Pull out from the material below all lines with "text".

=-=-=-=-=

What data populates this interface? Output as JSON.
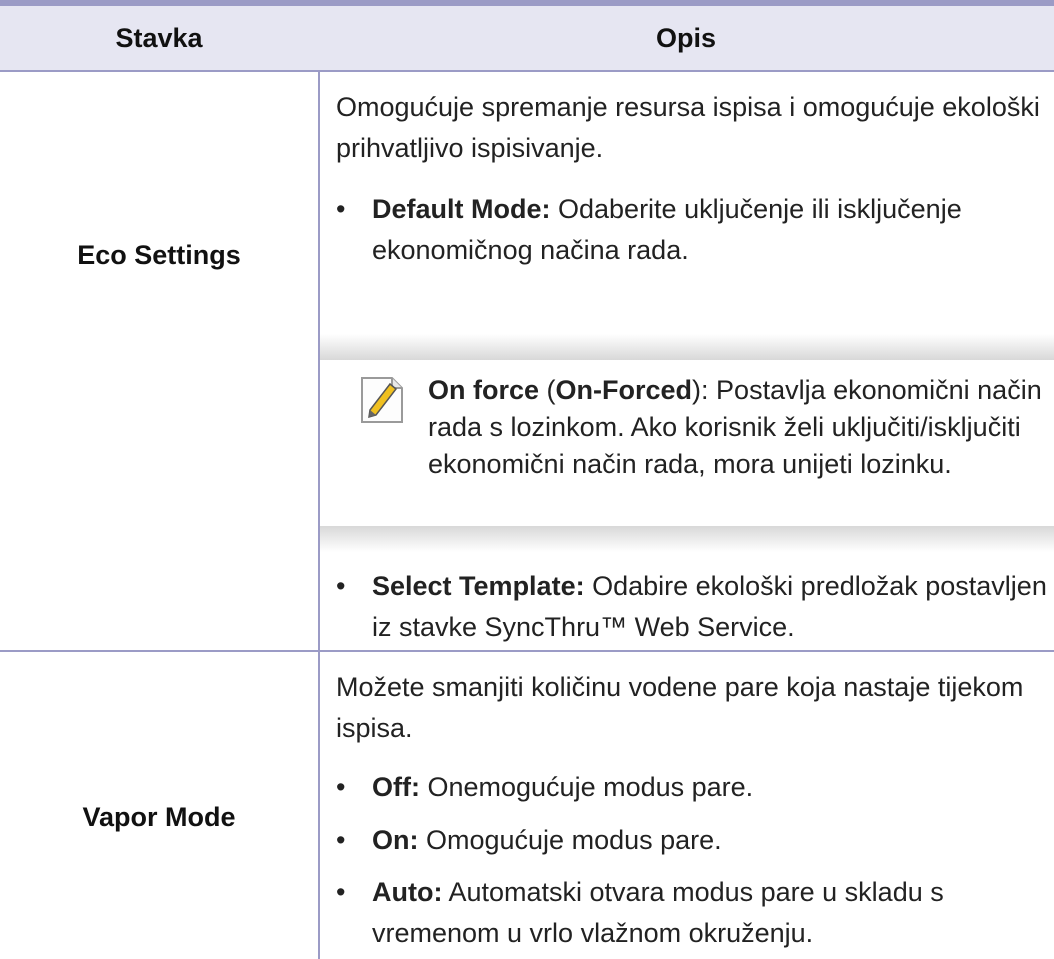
{
  "table": {
    "headers": {
      "item": "Stavka",
      "description": "Opis"
    },
    "rows": [
      {
        "item": "Eco Settings",
        "intro": "Omogućuje spremanje resursa ispisa i omogućuje ekološki prihvatljivo ispisivanje.",
        "bullets": [
          {
            "term": "Default Mode:",
            "text": " Odaberite uključenje ili isključenje ekonomičnog načina rada."
          }
        ],
        "note": {
          "term": "On force",
          "paren_open": " (",
          "term2": "On-Forced",
          "text": "): Postavlja ekonomični način rada s lozinkom. Ako korisnik želi uključiti/isključiti ekonomični način rada, mora unijeti lozinku."
        },
        "bullets_after": [
          {
            "term": "Select Template:",
            "text": " Odabire ekološki predložak postavljen iz stavke SyncThru™ Web Service."
          }
        ]
      },
      {
        "item": "Vapor Mode",
        "intro": "Možete smanjiti količinu vodene pare koja nastaje tijekom ispisa.",
        "bullets": [
          {
            "term": "Off:",
            "text": " Onemogućuje modus pare."
          },
          {
            "term": "On:",
            "text": " Omogućuje modus pare."
          },
          {
            "term": "Auto:",
            "text": " Automatski otvara modus pare u skladu s vremenom u vrlo vlažnom okruženju."
          }
        ]
      }
    ]
  },
  "colors": {
    "rule": "#9b9bc6",
    "header_bg": "#e6e6f2",
    "note_shade": "#d8d8d8",
    "note_icon": "#f0c020"
  },
  "icons": {
    "note": "note-pencil-icon"
  }
}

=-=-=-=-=

- [SOLUTION TO THE PROBLEM]
            "text": " Odaberite uključenje ili isključenje ekonomičnog načina rada."
          "text": "): Postavlja ekonomični način rada s lozinkom. Ako korisnik želi uključiti/isključiti ekonomični način rada, mora unijeti lozinku."
            "text": " Odabire ekološki predložak postavljen iz stavke SyncThru™ Web Service."
            "text": " Onemogućuje modus pare."
            "text": " Omogućuje modus pare."
            "text": " Automatski otvara modus pare u skladu s vremenom u vrlo vlažnom okruženju."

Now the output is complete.